Species have always moved around, taking advantage of happenstance or favorable circumstances. But the Columbian Exchange, like a biological Internet, has put every part of the natural world in contact with every other, refashioning it, for better or worse, at a staggering rate.
The consequences are as hard to predict as those of globalization itself. Even as plantations of Brazilian rubber take over tropical forests in Southeast Asia, plantations of soybeans, a Chinese legume, are replacing almost 80,000 square miles of the southern Amazon, an area almost the size of Britain. In dry northeastern Brazil, Australian eucalyptus covers more than 15,000 square miles. Returning the favor, entrepreneurs in Australia are now attempting to establish plantations of açaí, a Brazilian palm tree whose fruit has been endorsed by celebrities as being super-healthful.
All of these developments will yield positive economic results—soy exports, for instance, are making Brazil into an agricultural powerhouse, lifting the fortunes of countless poor farmers in remote places. But the downside of the ongoing Columbian Exchange is equally stark. Forests in the U.S. are being devastated by a host of foreign pests, including sudden oak death, a cousin of potato blight that is probably from southern China; the emerald ash borer, an insect from northern China that probably arrived in ship palettes; and white pine blister rust, a native of Siberia first seen in the Pacific Northwest in 1920.
Forests full of dead trees are prone to catastrophic fires, a convulsive agent of change. New species will rush in to replace those that are lost, with effects that cannot be known in advance. We will simply have to wait to see what kind of landscape our children will inherit.

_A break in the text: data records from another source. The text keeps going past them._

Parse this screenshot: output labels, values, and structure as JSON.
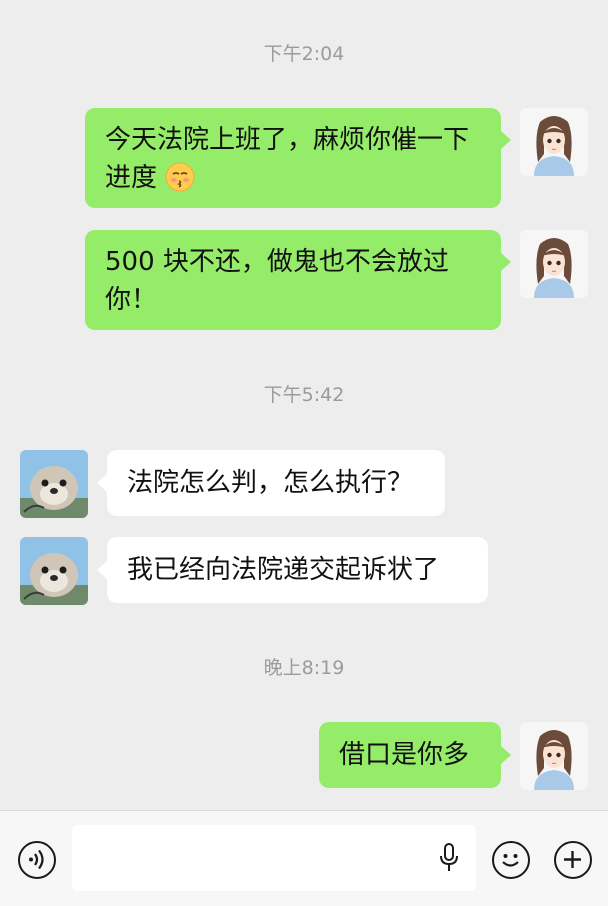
{
  "messages": {
    "ts1": "下午2:04",
    "m1": "今天法院上班了，麻烦你催一下进度",
    "m2": "500 块不还，做鬼也不会放过你！",
    "ts2": "下午5:42",
    "m3": "法院怎么判，怎么执行？",
    "m4": "我已经向法院递交起诉状了",
    "ts3": "晚上8:19",
    "m5": "借口是你多"
  },
  "input_bar": {
    "voice_icon": "voice-icon",
    "mic_icon": "microphone-icon",
    "emoji_icon": "emoji-icon",
    "plus_icon": "plus-icon",
    "input_value": ""
  },
  "colors": {
    "my_bubble": "#95ec69",
    "their_bubble": "#ffffff",
    "background": "#ededed"
  }
}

Today our news is dominated by stories of debt deals and novel computer applications and strife in the Middle East. But centuries from now, historians may well see our own era as we have started to see the rise of the modern West: as yet another chapter in the unfolding tumult of the Columbian Exchange.—Mr. Mann is the author of "1493: Uncovering the New World Columbus Created," which will be published next week.